A good day out was had by all last weekend at The Geffrye ‘museum of the home’, with rooms mocked up to show how they would have looked in the past.
It was part pleasure, part work – delving deeper into #houseplanthistory as we love to do here at The Graceful Custom. Here are some of the things I learnt:
1. If the plant choices are as meticulously made as the rest of the displays, there are some clear poster plants on show: orchids for the 1990s; ivy, spider plant and tradescantia for the 1950s and ’60s; and ferns, of course, for the Edwardian period.
2. The boom in greenhouses and conservatories in the mid to late 1800s was fuelled by cheaper glass and new constructions methods and heating equipment that made them more affordable.

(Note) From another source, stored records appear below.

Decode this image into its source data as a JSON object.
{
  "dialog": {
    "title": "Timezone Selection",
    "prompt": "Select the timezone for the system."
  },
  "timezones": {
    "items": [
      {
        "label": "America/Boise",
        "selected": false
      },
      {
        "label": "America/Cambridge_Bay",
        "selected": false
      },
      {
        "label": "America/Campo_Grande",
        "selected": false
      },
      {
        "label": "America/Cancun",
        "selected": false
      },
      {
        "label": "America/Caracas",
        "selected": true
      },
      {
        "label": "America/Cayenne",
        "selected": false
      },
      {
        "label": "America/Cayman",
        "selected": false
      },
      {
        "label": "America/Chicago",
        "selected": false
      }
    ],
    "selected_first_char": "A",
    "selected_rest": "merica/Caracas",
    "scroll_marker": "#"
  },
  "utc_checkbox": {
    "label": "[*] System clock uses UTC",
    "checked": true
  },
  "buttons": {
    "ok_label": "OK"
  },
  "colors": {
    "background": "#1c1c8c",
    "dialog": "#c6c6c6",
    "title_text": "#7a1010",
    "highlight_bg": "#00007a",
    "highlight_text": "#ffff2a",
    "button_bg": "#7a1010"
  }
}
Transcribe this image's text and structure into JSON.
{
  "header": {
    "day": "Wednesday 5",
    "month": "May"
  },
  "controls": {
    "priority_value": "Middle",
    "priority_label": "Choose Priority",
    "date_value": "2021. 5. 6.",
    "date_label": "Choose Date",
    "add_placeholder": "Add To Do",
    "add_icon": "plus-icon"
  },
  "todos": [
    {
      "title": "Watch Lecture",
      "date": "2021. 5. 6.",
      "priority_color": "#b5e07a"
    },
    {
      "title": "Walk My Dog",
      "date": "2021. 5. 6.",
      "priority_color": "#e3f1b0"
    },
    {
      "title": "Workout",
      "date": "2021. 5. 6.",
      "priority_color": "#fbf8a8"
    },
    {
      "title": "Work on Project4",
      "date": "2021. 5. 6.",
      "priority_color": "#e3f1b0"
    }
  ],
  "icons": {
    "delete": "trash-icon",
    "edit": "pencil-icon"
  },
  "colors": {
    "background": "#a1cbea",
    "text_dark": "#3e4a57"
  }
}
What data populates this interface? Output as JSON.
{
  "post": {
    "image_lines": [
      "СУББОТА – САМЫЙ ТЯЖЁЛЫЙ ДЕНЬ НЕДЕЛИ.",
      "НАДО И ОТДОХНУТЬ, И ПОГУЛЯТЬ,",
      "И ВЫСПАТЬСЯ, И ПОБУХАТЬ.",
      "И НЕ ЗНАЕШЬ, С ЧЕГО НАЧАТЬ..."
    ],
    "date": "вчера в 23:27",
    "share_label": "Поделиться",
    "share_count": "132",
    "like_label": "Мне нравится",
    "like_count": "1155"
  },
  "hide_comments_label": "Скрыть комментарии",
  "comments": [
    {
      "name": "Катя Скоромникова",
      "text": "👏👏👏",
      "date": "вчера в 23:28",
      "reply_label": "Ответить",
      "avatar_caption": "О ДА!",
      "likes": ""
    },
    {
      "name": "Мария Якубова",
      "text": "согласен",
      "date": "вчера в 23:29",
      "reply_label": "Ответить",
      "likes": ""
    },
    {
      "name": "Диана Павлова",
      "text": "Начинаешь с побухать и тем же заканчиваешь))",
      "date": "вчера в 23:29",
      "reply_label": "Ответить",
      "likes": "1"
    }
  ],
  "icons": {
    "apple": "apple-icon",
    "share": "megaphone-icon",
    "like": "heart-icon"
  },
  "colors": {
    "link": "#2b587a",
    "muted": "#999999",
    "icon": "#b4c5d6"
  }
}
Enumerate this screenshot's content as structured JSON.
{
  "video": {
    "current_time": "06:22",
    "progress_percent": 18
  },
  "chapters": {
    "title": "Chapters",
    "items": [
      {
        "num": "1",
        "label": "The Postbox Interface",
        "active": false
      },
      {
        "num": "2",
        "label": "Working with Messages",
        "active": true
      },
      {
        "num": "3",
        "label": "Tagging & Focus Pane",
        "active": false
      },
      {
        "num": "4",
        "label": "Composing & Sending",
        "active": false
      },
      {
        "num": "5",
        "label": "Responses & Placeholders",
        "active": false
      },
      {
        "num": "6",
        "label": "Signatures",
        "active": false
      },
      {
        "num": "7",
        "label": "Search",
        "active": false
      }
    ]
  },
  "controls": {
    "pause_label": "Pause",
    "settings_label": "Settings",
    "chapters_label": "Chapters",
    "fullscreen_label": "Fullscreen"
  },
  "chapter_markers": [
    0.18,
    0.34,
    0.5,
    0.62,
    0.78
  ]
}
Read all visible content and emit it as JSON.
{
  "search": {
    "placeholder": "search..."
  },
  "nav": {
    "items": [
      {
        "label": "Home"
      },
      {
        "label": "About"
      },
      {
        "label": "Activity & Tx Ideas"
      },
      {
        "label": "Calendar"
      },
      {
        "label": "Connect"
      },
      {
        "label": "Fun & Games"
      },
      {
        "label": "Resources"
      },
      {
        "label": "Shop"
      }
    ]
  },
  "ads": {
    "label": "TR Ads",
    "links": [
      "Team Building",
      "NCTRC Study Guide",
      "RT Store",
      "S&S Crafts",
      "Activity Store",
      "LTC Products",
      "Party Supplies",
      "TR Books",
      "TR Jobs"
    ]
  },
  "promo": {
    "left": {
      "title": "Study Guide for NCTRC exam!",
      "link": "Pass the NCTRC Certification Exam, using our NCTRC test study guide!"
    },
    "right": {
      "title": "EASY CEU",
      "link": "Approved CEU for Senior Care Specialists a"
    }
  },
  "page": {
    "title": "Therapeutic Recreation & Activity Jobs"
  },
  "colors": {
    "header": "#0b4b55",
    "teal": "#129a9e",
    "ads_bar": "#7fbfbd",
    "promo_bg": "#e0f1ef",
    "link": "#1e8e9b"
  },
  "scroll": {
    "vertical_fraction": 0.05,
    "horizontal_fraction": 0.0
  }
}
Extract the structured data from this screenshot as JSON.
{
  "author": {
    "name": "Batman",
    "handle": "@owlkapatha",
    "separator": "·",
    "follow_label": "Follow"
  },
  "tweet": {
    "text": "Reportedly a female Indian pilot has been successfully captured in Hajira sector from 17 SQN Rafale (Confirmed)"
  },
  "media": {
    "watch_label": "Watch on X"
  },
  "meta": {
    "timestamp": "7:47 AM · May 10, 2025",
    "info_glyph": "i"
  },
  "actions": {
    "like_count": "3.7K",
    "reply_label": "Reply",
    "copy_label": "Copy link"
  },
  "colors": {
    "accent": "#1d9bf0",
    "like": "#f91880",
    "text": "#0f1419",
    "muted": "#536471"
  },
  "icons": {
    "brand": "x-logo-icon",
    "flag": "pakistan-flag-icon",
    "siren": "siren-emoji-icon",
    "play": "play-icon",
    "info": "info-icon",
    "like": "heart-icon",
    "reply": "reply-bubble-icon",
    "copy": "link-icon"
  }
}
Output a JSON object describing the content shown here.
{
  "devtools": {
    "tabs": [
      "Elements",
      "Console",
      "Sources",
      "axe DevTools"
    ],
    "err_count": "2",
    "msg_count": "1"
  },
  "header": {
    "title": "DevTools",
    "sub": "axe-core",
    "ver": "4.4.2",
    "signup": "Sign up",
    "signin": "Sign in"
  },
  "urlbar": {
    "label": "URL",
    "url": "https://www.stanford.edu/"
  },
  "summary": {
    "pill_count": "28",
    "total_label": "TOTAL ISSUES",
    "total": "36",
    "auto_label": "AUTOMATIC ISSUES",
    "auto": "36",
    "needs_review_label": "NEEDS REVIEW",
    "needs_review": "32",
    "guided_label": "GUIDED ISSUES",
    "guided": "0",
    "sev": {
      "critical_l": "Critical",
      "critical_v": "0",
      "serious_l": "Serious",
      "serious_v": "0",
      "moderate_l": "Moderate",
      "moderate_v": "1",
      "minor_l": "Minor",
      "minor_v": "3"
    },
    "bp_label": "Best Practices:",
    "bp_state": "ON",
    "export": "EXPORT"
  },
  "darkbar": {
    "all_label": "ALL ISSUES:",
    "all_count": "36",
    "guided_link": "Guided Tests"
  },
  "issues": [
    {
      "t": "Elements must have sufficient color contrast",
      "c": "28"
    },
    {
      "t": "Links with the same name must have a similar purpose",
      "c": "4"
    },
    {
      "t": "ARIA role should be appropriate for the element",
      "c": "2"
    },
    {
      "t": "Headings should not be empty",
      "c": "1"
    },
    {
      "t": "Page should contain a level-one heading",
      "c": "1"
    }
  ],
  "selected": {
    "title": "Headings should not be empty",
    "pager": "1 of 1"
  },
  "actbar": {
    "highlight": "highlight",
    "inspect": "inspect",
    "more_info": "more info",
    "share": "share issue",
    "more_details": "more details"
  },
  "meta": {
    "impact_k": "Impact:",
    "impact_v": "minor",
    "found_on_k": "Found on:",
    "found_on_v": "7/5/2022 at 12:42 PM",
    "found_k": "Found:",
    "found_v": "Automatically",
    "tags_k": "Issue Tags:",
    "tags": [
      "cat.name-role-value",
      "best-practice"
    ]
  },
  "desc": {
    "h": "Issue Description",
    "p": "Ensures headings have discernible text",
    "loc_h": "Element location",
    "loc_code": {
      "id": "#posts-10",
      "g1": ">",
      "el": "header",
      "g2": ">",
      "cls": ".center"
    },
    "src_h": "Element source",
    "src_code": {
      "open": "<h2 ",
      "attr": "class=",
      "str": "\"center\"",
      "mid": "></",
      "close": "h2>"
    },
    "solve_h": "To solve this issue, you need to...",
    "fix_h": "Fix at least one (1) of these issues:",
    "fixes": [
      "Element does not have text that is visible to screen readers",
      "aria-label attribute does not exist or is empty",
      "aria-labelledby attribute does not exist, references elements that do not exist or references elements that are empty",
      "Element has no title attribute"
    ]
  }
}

3. At the same time, middle-class women were expected to direct the household servants more and do less themselves, leaving time for ‘genteel pursuits’ they were now expected to take up – including gardening.
4. Pot plants were being brought in from the garden as early as the 1700s as they became more common in London on balconies and window sills. Thomas Fairchild was an expert ‘nurseryman and florist’ in Hoxton who wrote The City Gardener in 1722.
5. A painting can speak volumes about the way we live with plants indoors and our favourites in times gone by:
Front Room, Islington High Street from 1968 shows the popular taste for rubber plants and philodendrons, as well as the persistence of cyclamens, daffodils and hyacinths as flowering choices (by Frank Straton).
Window Plants by John Nash in 1945 shows a lady snoozing at her window which is laden with an amaryllis, easter cactus, aloe, geraniums and a campanula. There is also the trusty aspidistra in a nifty bamboo stand by her side.
And in Interior with a Couple Playing Cards we see the Victorians love of ferns and palms, and a luscious black and gold ceramic pot (Nancy Adair Sabine Pasley, 1865–1903).